▶ _Brief_
Even where a line looks wrong, copy it exactly and include every entry.

▶ _Material for the task_
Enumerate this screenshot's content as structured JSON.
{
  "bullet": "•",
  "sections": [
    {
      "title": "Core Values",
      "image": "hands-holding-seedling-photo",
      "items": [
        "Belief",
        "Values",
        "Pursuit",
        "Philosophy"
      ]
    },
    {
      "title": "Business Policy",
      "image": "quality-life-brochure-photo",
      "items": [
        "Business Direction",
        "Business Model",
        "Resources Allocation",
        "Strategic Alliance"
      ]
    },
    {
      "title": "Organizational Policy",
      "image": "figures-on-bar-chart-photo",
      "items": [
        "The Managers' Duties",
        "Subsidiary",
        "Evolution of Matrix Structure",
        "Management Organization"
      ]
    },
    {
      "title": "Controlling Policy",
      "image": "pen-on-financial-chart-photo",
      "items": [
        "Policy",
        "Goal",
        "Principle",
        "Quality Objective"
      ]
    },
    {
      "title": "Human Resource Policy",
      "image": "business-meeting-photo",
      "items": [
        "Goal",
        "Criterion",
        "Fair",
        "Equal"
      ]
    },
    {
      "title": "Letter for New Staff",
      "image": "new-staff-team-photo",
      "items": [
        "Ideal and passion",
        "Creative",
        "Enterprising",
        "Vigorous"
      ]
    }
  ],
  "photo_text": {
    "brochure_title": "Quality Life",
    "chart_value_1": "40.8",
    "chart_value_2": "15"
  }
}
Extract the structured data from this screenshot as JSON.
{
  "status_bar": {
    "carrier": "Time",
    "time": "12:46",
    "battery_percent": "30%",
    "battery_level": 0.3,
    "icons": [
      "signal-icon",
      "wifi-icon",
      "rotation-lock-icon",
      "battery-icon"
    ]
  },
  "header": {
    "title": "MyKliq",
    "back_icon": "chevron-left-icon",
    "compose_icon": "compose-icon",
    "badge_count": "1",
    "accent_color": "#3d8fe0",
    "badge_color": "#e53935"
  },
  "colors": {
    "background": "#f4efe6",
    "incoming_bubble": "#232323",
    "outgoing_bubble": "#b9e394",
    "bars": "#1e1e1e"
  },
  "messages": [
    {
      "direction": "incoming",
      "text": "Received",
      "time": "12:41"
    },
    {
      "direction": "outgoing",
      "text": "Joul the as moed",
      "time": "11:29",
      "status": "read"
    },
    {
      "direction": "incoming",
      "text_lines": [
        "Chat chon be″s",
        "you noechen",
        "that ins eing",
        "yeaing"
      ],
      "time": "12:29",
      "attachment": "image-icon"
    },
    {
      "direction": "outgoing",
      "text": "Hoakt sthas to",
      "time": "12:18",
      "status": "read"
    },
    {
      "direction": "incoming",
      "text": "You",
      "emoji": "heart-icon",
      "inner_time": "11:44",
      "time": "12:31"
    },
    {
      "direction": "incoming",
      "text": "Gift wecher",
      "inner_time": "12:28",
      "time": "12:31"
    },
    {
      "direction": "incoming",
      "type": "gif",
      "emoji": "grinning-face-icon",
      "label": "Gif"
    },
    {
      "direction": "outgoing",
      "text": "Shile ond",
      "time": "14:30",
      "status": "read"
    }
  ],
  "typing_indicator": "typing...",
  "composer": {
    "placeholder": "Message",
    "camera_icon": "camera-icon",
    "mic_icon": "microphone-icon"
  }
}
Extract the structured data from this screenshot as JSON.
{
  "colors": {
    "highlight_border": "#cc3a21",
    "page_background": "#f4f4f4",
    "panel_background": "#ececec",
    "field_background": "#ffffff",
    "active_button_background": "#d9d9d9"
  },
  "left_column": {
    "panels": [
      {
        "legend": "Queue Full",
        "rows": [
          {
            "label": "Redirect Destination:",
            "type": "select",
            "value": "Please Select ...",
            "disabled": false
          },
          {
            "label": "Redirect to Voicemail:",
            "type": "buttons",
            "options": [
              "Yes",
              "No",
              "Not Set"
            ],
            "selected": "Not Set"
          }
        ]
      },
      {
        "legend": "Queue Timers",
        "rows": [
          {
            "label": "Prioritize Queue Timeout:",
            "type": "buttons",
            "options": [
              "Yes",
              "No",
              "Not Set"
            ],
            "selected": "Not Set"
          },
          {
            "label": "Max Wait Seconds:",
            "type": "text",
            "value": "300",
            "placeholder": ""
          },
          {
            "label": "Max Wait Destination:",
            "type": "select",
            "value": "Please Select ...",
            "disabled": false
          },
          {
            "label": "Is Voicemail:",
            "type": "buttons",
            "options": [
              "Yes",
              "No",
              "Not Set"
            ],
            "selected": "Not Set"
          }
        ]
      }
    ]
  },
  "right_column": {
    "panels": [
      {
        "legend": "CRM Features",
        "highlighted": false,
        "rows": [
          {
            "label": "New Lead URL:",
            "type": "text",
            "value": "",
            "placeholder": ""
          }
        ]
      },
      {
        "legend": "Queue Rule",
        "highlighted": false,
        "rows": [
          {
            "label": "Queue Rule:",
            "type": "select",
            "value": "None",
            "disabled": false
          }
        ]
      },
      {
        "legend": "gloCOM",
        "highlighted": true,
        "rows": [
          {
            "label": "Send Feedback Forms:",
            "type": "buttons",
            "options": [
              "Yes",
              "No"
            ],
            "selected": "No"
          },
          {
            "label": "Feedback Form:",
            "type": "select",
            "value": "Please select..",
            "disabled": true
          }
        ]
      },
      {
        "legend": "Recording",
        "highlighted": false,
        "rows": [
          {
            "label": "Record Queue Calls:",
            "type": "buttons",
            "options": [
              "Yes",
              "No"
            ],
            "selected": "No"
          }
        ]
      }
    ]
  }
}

▶ _Finished task_
Enumerate this screenshot's content as structured JSON.
{
  "bullet": "•",
  "sections": [
    {
      "title": "Core Values",
      "image": "hands-holding-seedling-photo",
      "items": [
        "Belief",
        "Values",
        "Pursuit",
        "Philosophy"
      ]
    },
    {
      "title": "Business Policy",
      "image": "quality-life-brochure-photo",
      "items": [
        "Business Direction",
        "Business Model",
        "Resources Allocation",
        "Strategic Alliance"
      ]
    },
    {
      "title": "Organizational Policy",
      "image": "figures-on-bar-chart-photo",
      "items": [
        "The Managers' Duties",
        "Subsidiary",
        "Evolution of Matrix Structure",
        "Management Organization"
      ]
    },
    {
      "title": "Controlling Policy",
      "image": "pen-on-financial-chart-photo",
      "items": [
        "Policy",
        "Goal",
        "Principle",
        "Quality Objective"
      ]
    },
    {
      "title": "Human Resource Policy",
      "image": "business-meeting-photo",
      "items": [
        "Goal",
        "Criterion",
        "Fair",
        "Equal"
      ]
    },
    {
      "title": "Letter for New Staff",
      "image": "new-staff-team-photo",
      "items": [
        "Ideal and passion",
        "Creative",
        "Enterprising",
        "Vigorous"
      ]
    }
  ],
  "photo_text": {
    "brochure_title": "Quality Life",
    "chart_value_1": "40.8",
    "chart_value_2": "15"
  }
}
Extract the structured data from this screenshot as JSON.
{
  "status_bar": {
    "carrier": "Time",
    "time": "12:46",
    "battery_percent": "30%",
    "battery_level": 0.3,
    "icons": [
      "signal-icon",
      "wifi-icon",
      "rotation-lock-icon",
      "battery-icon"
    ]
  },
  "header": {
    "title": "MyKliq",
    "back_icon": "chevron-left-icon",
    "compose_icon": "compose-icon",
    "badge_count": "1",
    "accent_color": "#3d8fe0",
    "badge_color": "#e53935"
  },
  "colors": {
    "background": "#f4efe6",
    "incoming_bubble": "#232323",
    "outgoing_bubble": "#b9e394",
    "bars": "#1e1e1e"
  },
  "messages": [
    {
      "direction": "incoming",
      "text": "Received",
      "time": "12:41"
    },
    {
      "direction": "outgoing",
      "text": "Joul the as moed",
      "time": "11:29",
      "status": "read"
    },
    {
      "direction": "incoming",
      "text_lines": [
        "Chat chon be″s",
        "you noechen",
        "that ins eing",
        "yeaing"
      ],
      "time": "12:29",
      "attachment": "image-icon"
    },
    {
      "direction": "outgoing",
      "text": "Hoakt sthas to",
      "time": "12:18",
      "status": "read"
    },
    {
      "direction": "incoming",
      "text": "You",
      "emoji": "heart-icon",
      "inner_time": "11:44",
      "time": "12:31"
    },
    {
      "direction": "incoming",
      "text": "Gift wecher",
      "inner_time": "12:28",
      "time": "12:31"
    },
    {
      "direction": "incoming",
      "type": "gif",
      "emoji": "grinning-face-icon",
      "label": "Gif"
    },
    {
      "direction": "outgoing",
      "text": "Shile ond",
      "time": "14:30",
      "status": "read"
    }
  ],
  "typing_indicator": "typing...",
  "composer": {
    "placeholder": "Message",
    "camera_icon": "camera-icon",
    "mic_icon": "microphone-icon"
  }
}
Extract the structured data from this screenshot as JSON.
{
  "colors": {
    "highlight_border": "#cc3a21",
    "page_background": "#f4f4f4",
    "panel_background": "#ececec",
    "field_background": "#ffffff",
    "active_button_background": "#d9d9d9"
  },
  "left_column": {
    "panels": [
      {
        "legend": "Queue Full",
        "rows": [
          {
            "label": "Redirect Destination:",
            "type": "select",
            "value": "Please Select ...",
            "disabled": false
          },
          {
            "label": "Redirect to Voicemail:",
            "type": "buttons",
            "options": [
              "Yes",
              "No",
              "Not Set"
            ],
            "selected": "Not Set"
          }
        ]
      },
      {
        "legend": "Queue Timers",
        "rows": [
          {
            "label": "Prioritize Queue Timeout:",
            "type": "buttons",
            "options": [
              "Yes",
              "No",
              "Not Set"
            ],
            "selected": "Not Set"
          },
          {
            "label": "Max Wait Seconds:",
            "type": "text",
            "value": "300",
            "placeholder": ""
          },
          {
            "label": "Max Wait Destination:",
            "type": "select",
            "value": "Please Select ...",
            "disabled": false
          },
          {
            "label": "Is Voicemail:",
            "type": "buttons",
            "options": [
              "Yes",
              "No",
              "Not Set"
            ],
            "selected": "Not Set"
          }
        ]
      }
    ]
  },
  "right_column": {
    "panels": [
      {
        "legend": "CRM Features",
        "highlighted": false,
        "rows": [
          {
            "label": "New Lead URL:",
            "type": "text",
            "value": "",
            "placeholder": ""
          }
        ]
      },
      {
        "legend": "Queue Rule",
        "highlighted": false,
        "rows": [
          {
            "label": "Queue Rule:",
            "type": "select",
            "value": "None",
            "disabled": false
          }
        ]
      },
      {
        "legend": "gloCOM",
        "highlighted": true,
        "rows": [
          {
            "label": "Send Feedback Forms:",
            "type": "buttons",
            "options": [
              "Yes",
              "No"
            ],
            "selected": "No"
          },
          {
            "label": "Feedback Form:",
            "type": "select",
            "value": "Please select..",
            "disabled": true
          }
        ]
      },
      {
        "legend": "Recording",
        "highlighted": false,
        "rows": [
          {
            "label": "Record Queue Calls:",
            "type": "buttons",
            "options": [
              "Yes",
              "No"
            ],
            "selected": "No"
          }
        ]
      }
    ]
  }
}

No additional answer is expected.